### [Problem details]
Print the data that follows without changing a single word.

(Given entries Opens)

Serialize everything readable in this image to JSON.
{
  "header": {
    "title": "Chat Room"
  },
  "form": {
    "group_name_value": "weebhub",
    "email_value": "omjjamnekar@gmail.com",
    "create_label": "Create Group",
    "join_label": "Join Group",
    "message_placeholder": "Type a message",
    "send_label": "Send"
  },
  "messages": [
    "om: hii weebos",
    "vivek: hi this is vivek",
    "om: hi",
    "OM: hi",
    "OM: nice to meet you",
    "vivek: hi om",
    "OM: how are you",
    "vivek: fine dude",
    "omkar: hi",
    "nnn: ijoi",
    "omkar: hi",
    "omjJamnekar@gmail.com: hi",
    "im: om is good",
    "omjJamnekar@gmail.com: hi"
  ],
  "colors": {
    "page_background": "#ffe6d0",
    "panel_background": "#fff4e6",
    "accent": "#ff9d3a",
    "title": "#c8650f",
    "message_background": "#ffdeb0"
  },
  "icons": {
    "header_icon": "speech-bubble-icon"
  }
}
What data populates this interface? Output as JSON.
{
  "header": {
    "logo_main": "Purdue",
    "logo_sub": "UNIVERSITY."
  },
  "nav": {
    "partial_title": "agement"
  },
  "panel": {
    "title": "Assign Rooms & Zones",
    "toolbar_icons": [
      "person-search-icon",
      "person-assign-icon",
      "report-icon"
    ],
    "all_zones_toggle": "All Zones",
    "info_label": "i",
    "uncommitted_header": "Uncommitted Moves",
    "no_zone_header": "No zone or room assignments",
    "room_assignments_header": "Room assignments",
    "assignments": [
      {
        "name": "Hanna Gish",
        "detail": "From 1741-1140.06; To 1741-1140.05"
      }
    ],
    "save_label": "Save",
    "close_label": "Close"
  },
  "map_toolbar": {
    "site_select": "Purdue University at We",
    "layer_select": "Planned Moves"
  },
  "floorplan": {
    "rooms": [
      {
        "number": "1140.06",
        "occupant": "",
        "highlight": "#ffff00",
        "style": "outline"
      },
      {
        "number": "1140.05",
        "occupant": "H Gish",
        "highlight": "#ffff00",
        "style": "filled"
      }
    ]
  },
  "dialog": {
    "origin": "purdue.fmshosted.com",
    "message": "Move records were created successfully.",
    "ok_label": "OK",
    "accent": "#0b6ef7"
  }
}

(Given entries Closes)

### [Answer section]
Serialize everything readable in this image to JSON.
{
  "header": {
    "title": "Chat Room"
  },
  "form": {
    "group_name_value": "weebhub",
    "email_value": "omjjamnekar@gmail.com",
    "create_label": "Create Group",
    "join_label": "Join Group",
    "message_placeholder": "Type a message",
    "send_label": "Send"
  },
  "messages": [
    "om: hii weebos",
    "vivek: hi this is vivek",
    "om: hi",
    "OM: hi",
    "OM: nice to meet you",
    "vivek: hi om",
    "OM: how are you",
    "vivek: fine dude",
    "omkar: hi",
    "nnn: ijoi",
    "omkar: hi",
    "omjJamnekar@gmail.com: hi",
    "im: om is good",
    "omjJamnekar@gmail.com: hi"
  ],
  "colors": {
    "page_background": "#ffe6d0",
    "panel_background": "#fff4e6",
    "accent": "#ff9d3a",
    "title": "#c8650f",
    "message_background": "#ffdeb0"
  },
  "icons": {
    "header_icon": "speech-bubble-icon"
  }
}
What data populates this interface? Output as JSON.
{
  "header": {
    "logo_main": "Purdue",
    "logo_sub": "UNIVERSITY."
  },
  "nav": {
    "partial_title": "agement"
  },
  "panel": {
    "title": "Assign Rooms & Zones",
    "toolbar_icons": [
      "person-search-icon",
      "person-assign-icon",
      "report-icon"
    ],
    "all_zones_toggle": "All Zones",
    "info_label": "i",
    "uncommitted_header": "Uncommitted Moves",
    "no_zone_header": "No zone or room assignments",
    "room_assignments_header": "Room assignments",
    "assignments": [
      {
        "name": "Hanna Gish",
        "detail": "From 1741-1140.06; To 1741-1140.05"
      }
    ],
    "save_label": "Save",
    "close_label": "Close"
  },
  "map_toolbar": {
    "site_select": "Purdue University at We",
    "layer_select": "Planned Moves"
  },
  "floorplan": {
    "rooms": [
      {
        "number": "1140.06",
        "occupant": "",
        "highlight": "#ffff00",
        "style": "outline"
      },
      {
        "number": "1140.05",
        "occupant": "H Gish",
        "highlight": "#ffff00",
        "style": "filled"
      }
    ]
  },
  "dialog": {
    "origin": "purdue.fmshosted.com",
    "message": "Move records were created successfully.",
    "ok_label": "OK",
    "accent": "#0b6ef7"
  }
}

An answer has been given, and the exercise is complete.